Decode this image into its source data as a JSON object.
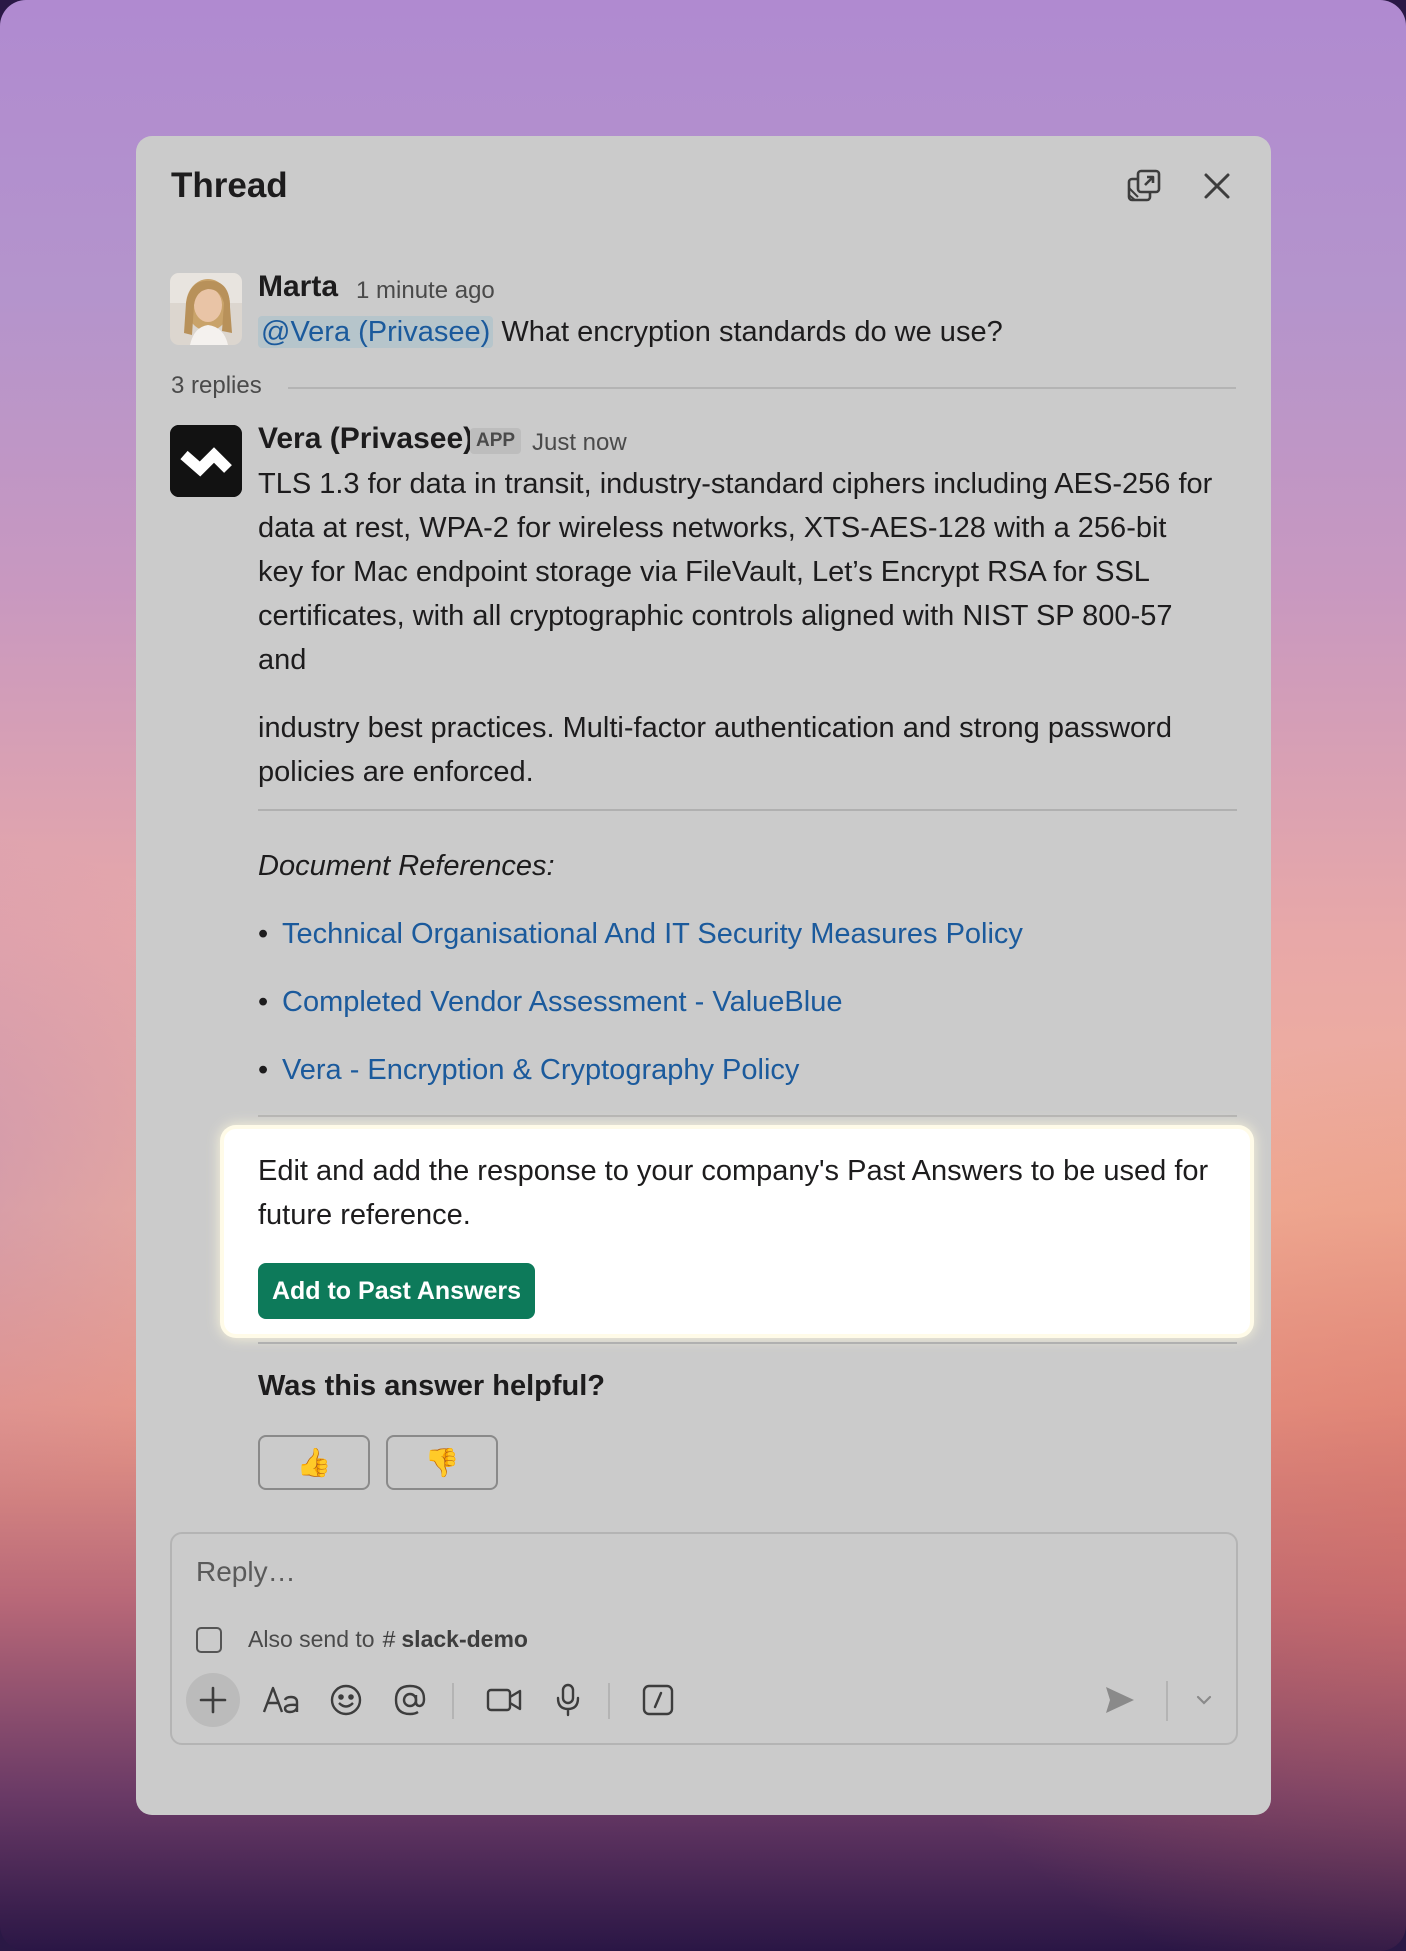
{
  "thread": {
    "title": "Thread",
    "original": {
      "author": "Marta",
      "time": "1 minute ago",
      "mention": "@Vera (Privasee)",
      "text": " What encryption standards do we use?"
    },
    "replies_count": "3 replies",
    "reply": {
      "author": "Vera (Privasee)",
      "badge": "APP",
      "time": "Just now",
      "para1_l1": "TLS 1.3 for data in transit, industry-standard ciphers including AES-256 for",
      "para1_l2": "data at rest, WPA-2 for wireless networks, XTS-AES-128 with a 256-bit",
      "para1_l3": "key for Mac endpoint storage via FileVault, Let’s Encrypt RSA for SSL",
      "para1_l4": "certificates, with all cryptographic controls aligned with NIST SP 800-57",
      "para1_l5": "and",
      "para2_l1": "industry best practices. Multi-factor authentication and strong password",
      "para2_l2": "policies are enforced.",
      "doc_heading": "Document References:",
      "docs": [
        "Technical Organisational And IT Security Measures Policy",
        "Completed Vendor Assessment - ValueBlue",
        "Vera - Encryption & Cryptography Policy"
      ],
      "past_answers_l1": "Edit and add the response to your company's Past Answers to be used for",
      "past_answers_l2": "future reference.",
      "add_button": "Add to Past Answers",
      "helpful_question": "Was this answer helpful?",
      "thumbs_up": "👍",
      "thumbs_down": "👎"
    }
  },
  "composer": {
    "placeholder": "Reply…",
    "also_send": "Also send to",
    "channel": "slack-demo"
  },
  "colors": {
    "panel": "#cbcbcb",
    "link": "#1b5a9c",
    "primary_button": "#0d7a5a"
  }
}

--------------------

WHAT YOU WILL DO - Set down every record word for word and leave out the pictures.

RESULT OF THIS TASK -
Decode this image into its source data as a JSON object.
{
  "thread": {
    "title": "Thread",
    "original": {
      "author": "Marta",
      "time": "1 minute ago",
      "mention": "@Vera (Privasee)",
      "text": " What encryption standards do we use?"
    },
    "replies_count": "3 replies",
    "reply": {
      "author": "Vera (Privasee)",
      "badge": "APP",
      "time": "Just now",
      "para1_l1": "TLS 1.3 for data in transit, industry-standard ciphers including AES-256 for",
      "para1_l2": "data at rest, WPA-2 for wireless networks, XTS-AES-128 with a 256-bit",
      "para1_l3": "key for Mac endpoint storage via FileVault, Let’s Encrypt RSA for SSL",
      "para1_l4": "certificates, with all cryptographic controls aligned with NIST SP 800-57",
      "para1_l5": "and",
      "para2_l1": "industry best practices. Multi-factor authentication and strong password",
      "para2_l2": "policies are enforced.",
      "doc_heading": "Document References:",
      "docs": [
        "Technical Organisational And IT Security Measures Policy",
        "Completed Vendor Assessment - ValueBlue",
        "Vera - Encryption & Cryptography Policy"
      ],
      "past_answers_l1": "Edit and add the response to your company's Past Answers to be used for",
      "past_answers_l2": "future reference.",
      "add_button": "Add to Past Answers",
      "helpful_question": "Was this answer helpful?",
      "thumbs_up": "👍",
      "thumbs_down": "👎"
    }
  },
  "composer": {
    "placeholder": "Reply…",
    "also_send": "Also send to",
    "channel": "slack-demo"
  },
  "colors": {
    "panel": "#cbcbcb",
    "link": "#1b5a9c",
    "primary_button": "#0d7a5a"
  }
}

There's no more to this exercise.